Quick, Where’s the Antidote?
Weary hospital administrators . . . hold onto your spreadsheets.
Our federal government fully intends to finance the future of healthcare expansion out of your already tight margins. With the Affordable Care Act and growth in Medicare blanketing the system with heavyweight costs, hospitals seek ways to manage out from under the pressure.
A confluence* of negative forces is causing the hospital industry to alter how it does business:
- Consumers are turning away from hospitals and cutting back on procedures to dull the pain of high-deductible health plans. Hospital utilization is slipping.
- All-out war for market share; physicians and payer influence among local and national competitors is here to stay.
- Insurance companies are getting more aggressive in denying claims.
- Nearly 100 hospitals, spread evenly across regions, have made deep staff cuts since January, in anticipation of a dip in revenues. Physicians and IT specialists appear immune.
- The traditional fee-for-service reimbursement model is on the decline as the managed care pay-for-performance model rises, blending into intricate hybrid models, studies indicate.
- Major pressure exists for hospitals to invest heavily in IT spending, a big squeeze on operating budgets, to keep up with conversions to electronic medical records.
While these bullets don’t begin to cover the full impact of change on the healthcare business, they do underscore the challenges ahead as hospitals work hard to stay independent and, at the same time, maintain patient access, earn reasonable fees, control costs and invest in IT.
Investment assets must work harder now to help stabilize the financial body of hospitals.

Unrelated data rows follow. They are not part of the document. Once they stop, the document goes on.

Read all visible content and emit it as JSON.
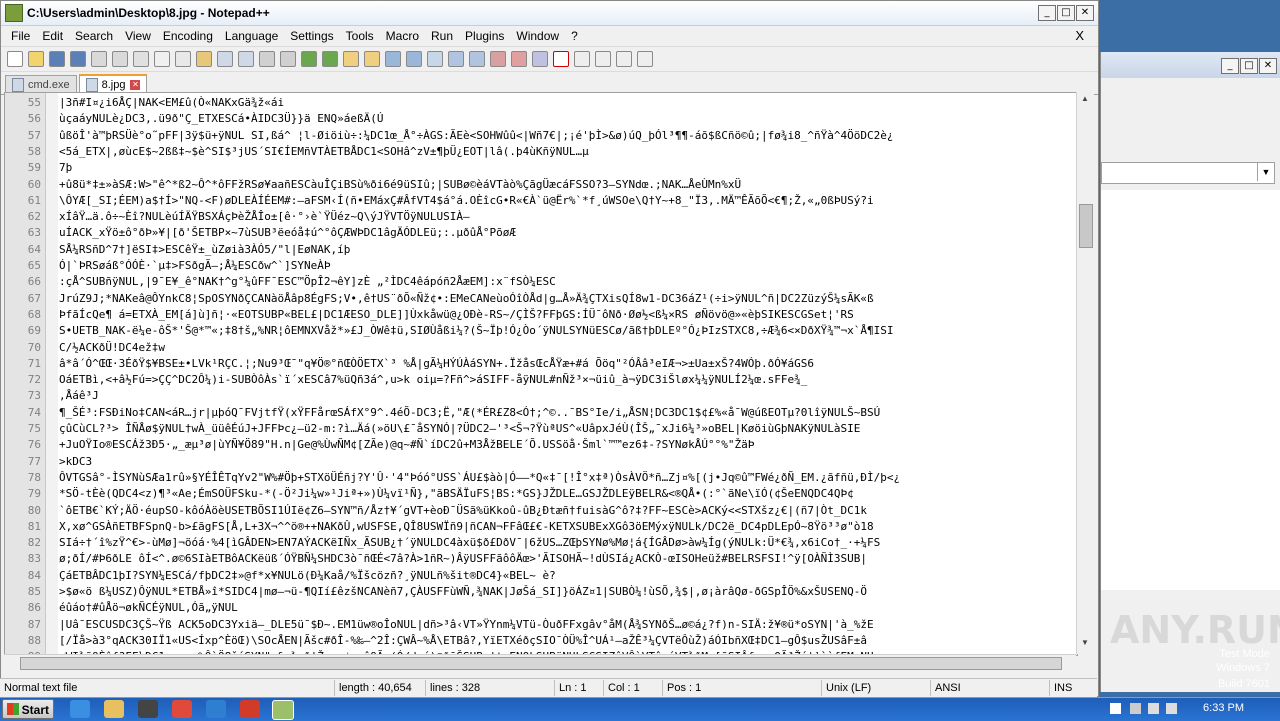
{
  "window": {
    "title": "C:\\Users\\admin\\Desktop\\8.jpg - Notepad++"
  },
  "menu": [
    "File",
    "Edit",
    "Search",
    "View",
    "Encoding",
    "Language",
    "Settings",
    "Tools",
    "Macro",
    "Run",
    "Plugins",
    "Window",
    "?"
  ],
  "menu_close": "X",
  "tabs": [
    {
      "label": "cmd.exe",
      "active": false
    },
    {
      "label": "8.jpg",
      "active": true
    }
  ],
  "lines": [
    {
      "n": "55",
      "text": "|3ñ#I¤¿i6ÅÇ|NAK<EM£û(Ò«NAKxGä¾ž«ái"
    },
    {
      "n": "56",
      "text": "ùçaáyNULè¿DC3,.ü9ð\"Ç_ETXESCá•ÀIDC3Ü}}ä ENQ»áeßÄ(Ú"
    },
    {
      "n": "57",
      "text": "ûßöÎ'à™þRSÜè°o˜pFF|3ÿ$ü+ÿNUL  SI,ßá^ ¦l-Øiöiù÷:¼DC1œ_Å°÷ÀGS:ÃEè<SOHWûû<|Wñ7€|;¡é'þÌ>&ø)úQ_þÓl³¶¶-áõ$ßCñö©û;|fø¾i8_^ñŸà^4ÖöDC2è¿"
    },
    {
      "n": "58",
      "text": "<5á_ETX|,øùcE$~2ßß‡~$è^SI$³jUS´SI€ÍEMñVTÀETBÅDC1<SOHâ^zV±¶þÜ¿EOT|lâ(.þ4ùKñÿNUL…µ"
    },
    {
      "n": "59",
      "text": "7þ"
    },
    {
      "n": "60",
      "text": "+û8ü*‡±»àSÆ:W>\"ê^*ß2~Ô^*ôFFžRSø¥aañESCàuÎÇiBSù%ði6é9üSIû;|SUBø©èáVTàò%ÇãgÜæcáFSSO?3—SYNdœ.;NAK…ÅeÙMn%xÜ"
    },
    {
      "n": "61",
      "text": "\\ÔYÆ[_SI;ÉEM)a$†Í>\"NQ-<F)øDLEÀÍÉEM#:—aFSM‹Í(ñ•EMáxÇ#ÂfVT4$á°á.OÈîcG•R«€À`ü@Ër%`*f¸úWSOe\\Q†Y~+8_\"Ï3,.MÄ™ÊÃõÕ<€¶;Ž‚«„0ßÞUSý?i"
    },
    {
      "n": "62",
      "text": "xÍâŸ…ä.ô÷~Èî?NULèúÍÄŸBSXÁçÞèŽÅÎo±[ê·°›è`ŸÜéz~Q\\ýJŸVTÖÿNULUSIÀ–"
    },
    {
      "n": "63",
      "text": "uÍACK_xŸö±ô°ðÞ»¥|[ð'ŠETBP×~7ùSUB³ëeóå‡ú^°ôÇÆWÞDC1âgÄÓDLEü;:.µðûÅ°PõøÆ"
    },
    {
      "n": "64",
      "text": "SÅ¼RSñD^7†]ëSI‡>ESCêŸ±_ùZøià3ÀÓ5/\"l|EøNAK,íþ"
    },
    {
      "n": "65",
      "text": "Ó|`ÞRSøáß°ÓÓÈ·`µ‡>FSðgÃ—;Å¼ESCðw^`]SYNeÀÞ"
    },
    {
      "n": "66",
      "text": ":çÅ^SUBñÿNUL,|9¯E¥_ê°NAK†^g°¼ûFF¯ESC™ÖpÎ2¬êY]zÈ    „²ÌDC4êápóñ2ÅæEM]:x¨fSÒ¼ESC"
    },
    {
      "n": "67",
      "text": "JrúZ9J;*NAKeâ@ÔYnkC8¦SpOSYNðÇCANàöÅâp8ÉgFS;V•,ê†US¨ðÕ«Ñž¢•:EMeCANeùoÓîÒÅd|g…Å»Ä¾ÇTXisQÍ8w1-DC36áZ¹(÷i>ÿNUL^ñ|DC2ZüzýŠ¼sÃK«ß"
    },
    {
      "n": "68",
      "text": "ÞfãÍcQe¶    á=ETXÀ_EM[á]ù]ñ¦·«EOTSUBP«BEL£|DC1ÆESO_DLE]]Ùxkåwü@¿OÐè-RS~/ÇÌŠ?FFþGS:ÍÜ¯ôNð·Øø½<ß¼×RS  øÑövö@»«èþSIKESCGSet¦'RS"
    },
    {
      "n": "69",
      "text": "S•UETB_NAK-ë¼e-ôŠ*'Š@*™«;‡8†š„%NR¦ôEMNXVåž*»£J_ÒWê‡ü,SIØÙåßi¼?(Š~Ïþ!Ó¿Òo´ÿNULSYNüESCø/ãß†þDLEº°Ó¿ÞIzSTXC8,÷Æ¾6<×DðXŸ¾™¬x`Å¶ISI"
    },
    {
      "n": "70",
      "text": "C/½ACKðÜ!DC4ež‡w"
    },
    {
      "n": "71",
      "text": "â*â´Ó^ŒŒ·3ÉðŸ$¥BSE±•LVk¹RÇC.¦;Nu9³Œ¯\"q¥Ö®°ñŒÒÖETX`³   %Å|gÃ¼HÝÚÀáSYN+.ÏžåsŒcÅŸæ+#á    Õöq\"²ÓÂâ³eIÆ¬>±Ua±xŠ?4WÓþ.ðÓ¥áGS6"
    },
    {
      "n": "72",
      "text": "OáETBì,<+â½Fú=>ÇÇ^DC2Ô¼)i-SUBÒôÀs`ï´xESCâ7%üQñ3á^,u>k  oiµ=?Fñ^>áSIFF-åÿNUL#nÑž³×¬üiû_à¬ÿDC3iŠløx¼¼ÿNULÍ2¼œ.sFFe¾_"
    },
    {
      "n": "73",
      "text": ",Åáê³J"
    },
    {
      "n": "74",
      "text": "¶_ŠÉ³:FSÐiNo‡CAN<áR…jr|µþóQ¯FVjtfŸ(xŸFFårœSÁfX°9^.4éÕ-DC3;Ë,\"Æ(*ÉR£Z8<Ó†;^©..¯BS°Ie/i„ÅSN¦DC3DC1$¢£%«å¯W@úßEOTµ?0lîÿNULŠ~BSÚ"
    },
    {
      "n": "75",
      "text": "çûCùCL?³>    ÎÑÅø$ÿNUL†wÀ_üüêÉúJ+JFFÞc¿—ü2-m:?ì…Äá(»öU\\£¯åSYNÓ|?ÜDC2—'³<Š¬?ŸùªUS^«UâpxJéÙ(ÎŠ„¯xJi6¼³»oBEL|KøöiùGþNAKÿNULàSIE"
    },
    {
      "n": "76",
      "text": "+JuOŸIo®ESCÁž3Ð5·„_æµ³ø|ùYÑ¥Ö89\"H.n|Ge@%ÙwÑM¢[ZÃe)@q~#Ñ`íDC2û+M3ÅžBELE´Õ.USSöå·Šml`™™ez6‡-?SYNøkÅÚ°°%\"ŽäÞ"
    },
    {
      "n": "77",
      "text": ">kDC3"
    },
    {
      "n": "78",
      "text": "ÔVTGSâ°-ÌSYNùSÆa1rû»§YÉÎÊTqYv2\"W%#Öþ+STXöÜÉñj?Y'Û·'4\"Þóó°USS`ÁU£$àò|Ó––*Q«‡¯[!Î°x‡ª)ÒsÀVÖ*ñ…Zj¤%[(j•Jq©û™FWé¿ðÑ_EM.¿ãfñü,ÐÌ/þ<¿"
    },
    {
      "n": "79",
      "text": "*SÖ-tÈè(QDC4<z)¶³«Ae;ÉmSOÜFSku-*(-Ö²Ji¼w»¹Jiª+»)Ù¼vï¹Ñ},\"ãBSÄÏuFS¦BS:*GS}JŽDLE…GSJŽDLEÿBELR&<®QÅ•(:°`ãNe\\ïÓ(¢ŠeENQDC4QÞ¢"
    },
    {
      "n": "80",
      "text": "`ôETB€`KÝ;ÄÖ·éupSO-kôóÀöèUSETBÕSI1ÚIë¢Z6—SYN™ñ/Åz†¥´gVT+èoÐ¯ÜSã%üKkoû-ûB¿Ðtæñ†fuisàG^ô?‡?FF~ESCè>ACKý<<STXšz¿€|(ñ7|Òt_DC1k"
    },
    {
      "n": "81",
      "text": "X,xø^GSÀñETBFSpnQ-b>£ãgFS[Å,L+3X¬^^ö®++NAKðÛ,wUSFSE,QÎ8USWÏñ9|ñCAN¬FFâŒ£€-KETXSUBExXGô3öEMýxÿNULk/DC2ë_DC4pDLEpÓ~8Ÿö³³ø\"ò18"
    },
    {
      "n": "82",
      "text": "SIá÷†´î%zŸ^€>-ùMø]¬öóá·%4[ìGÂDEN>EN7AÝACKëIÑx_ÃSUB¿†´ÿNULDC4àxü$ð£DðV¯|6žUS…ZŒþSYNø%Mø¦á{ÍGÂDø>àw¼Íg(ýNULk:Ü*€¾,x6iCo†_·+¼FS"
    },
    {
      "n": "83",
      "text": "ø;ðÍ/#Þ6ðLE  ôÍ<^.ø©6SIàETBôACKëüß´ÓŸBÑ¼SHDC3ò¯ñŒÉ<7â?À>1ñR~)ÂÿUSFFãôôÄœ>'ÃISOHÃ~!dÙSIá¿ACKÒ-œISOHeüž#BELRSFSI!^ÿ[OÀÑÌ3SUB|"
    },
    {
      "n": "84",
      "text": "ÇáETBÂDC1þI?SYN¼ESCá/fþDC2‡»@f*x¥NULö(Ð¼Kaå/%Ïšcözñ?¸ÿNULñ%šit®DC4}«BEL~ è?"
    },
    {
      "n": "85",
      "text": ">$ø«ö ß¼USZ)ÔÿNUL*ETBÅ»î*SIDC4|mø—¬ü-¶QIí£êzšNCANèñ7,ÇÀUSFFùWÑ,¾NAK|JøŠá_SI]}öÁZ¤1|SUBÒ¼!ùSÕ,¾$|,ø¡àrâQø-ðGSpÎÖ%&xŠUSENQ-Ö"
    },
    {
      "n": "86",
      "text": "éûáo†#ûÅö¬økÑCÉÿNUL,Óã„ÿNUL"
    },
    {
      "n": "87",
      "text": "|Uâ¯ESCUSDC3ÇŠ~Ÿß ACK5oDC3Yxiä–_DLE5ü¯$Ð~.EM1üw®oÎoNUL|dñ>³â‹VT»ŸYnm¼VTü-ÒuðFFxgâv°åM(Å¾SYNðŠ…ø©á¿?f)n-SIÄ:ž¥®ü*oSYN|'à_%žE"
    },
    {
      "n": "88",
      "text": "[/Ïå>à3°qACK30IÏ1«US<Íxp^ÈöŒ)\\SOcÅEN|Ãšc#ðÎ-%‰—^2Î:ÇWÂ~%Å\\ETBâ?,YïETXéðçSIO¯ÒÜ%Î^UÁ¹–aŽÊ³¼ÇVTëÔùŽ)áÓIbñXŒ‡DC1—gÔ$usŽUSâF±â"
    },
    {
      "n": "89",
      "text": "øWI¾ñßÈîf?FF¼DC1mcxm~%ÔùÖ8šáSYN\"s&,¾>ð‡Ž¿se¢x,êßÃ~(Ó/d-á)®ð¯ŠSUB-‡t_ENQkSUBÿNULSGSIZâVÔùVTâ×úVT¾ðMw[ñSIÂfucxOÃ³Žá|¹àèfEMgNU"
    }
  ],
  "status": {
    "file_type": "Normal text file",
    "length": "length : 40,654",
    "lines": "lines : 328",
    "ln": "Ln : 1",
    "col": "Col : 1",
    "pos": "Pos : 1",
    "eol": "Unix (LF)",
    "encoding": "ANSI",
    "mode": "INS"
  },
  "desktop": {
    "test_mode": "Test Mode",
    "os": "Windows 7",
    "build": "Build 7601",
    "watermark": "ANY.RUN"
  },
  "taskbar": {
    "start": "Start",
    "clock": "6:33 PM"
  },
  "colors": {
    "accent": "#2a74d4",
    "tab_active": "#f0a030",
    "control_char_bg": "#000000"
  }
}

Hospitals will likely look to their investment assets in the next five years to subsidize operating losses and/or strengthen their capital ratios.
The Antidote—Revisit Your Investment Program
Is your investment advisor speaking to you regularly about market changes, trends and conditions that can erode your margins? Is your advisory team preparing a well-conceived plan to blunt the effect of negative forces in the market? If not, ask why, and if you do not hear the type of prognosis that gives you confidence in the future, it may be time to shrink your advisor’s role in your business.
As specialists in hospital balance sheets, FiduciaryVest understands how to generate returns equal or greater than operating income. We do fear that rising interest rates and lackluster returns in equities over the next five to seven years could weaken the hospital system and jeopardize some single community hospitals.
Consolidation is underway now and, in our opinion, the number of full-service hospitals still standing in five years, is at risk of shrinking, too. Prudent management of both operations and balance sheet investments will separate the survivors from the sacrificed.
Always in Your Corner,
Harold Small, Director
Please contact us if you’d like to discuss an impartial audit of your current investment program. Email to email@example.com or call 404.446.1270
Stay tuned for our upcoming white paper on investment strategies for smart hospitals.
Note: In the hospital space, Harold Small has held C-suite positions as hospital controller, hospital administrator and CEO for multiple hospitals in the Southeast and Midwest.
* Source: “10 Concerns and Trends Facing Hospitals Right Now,” Scott Becker, JD, CPA, and Molly Gamble, Beckers Hospital Review, July 17, 2014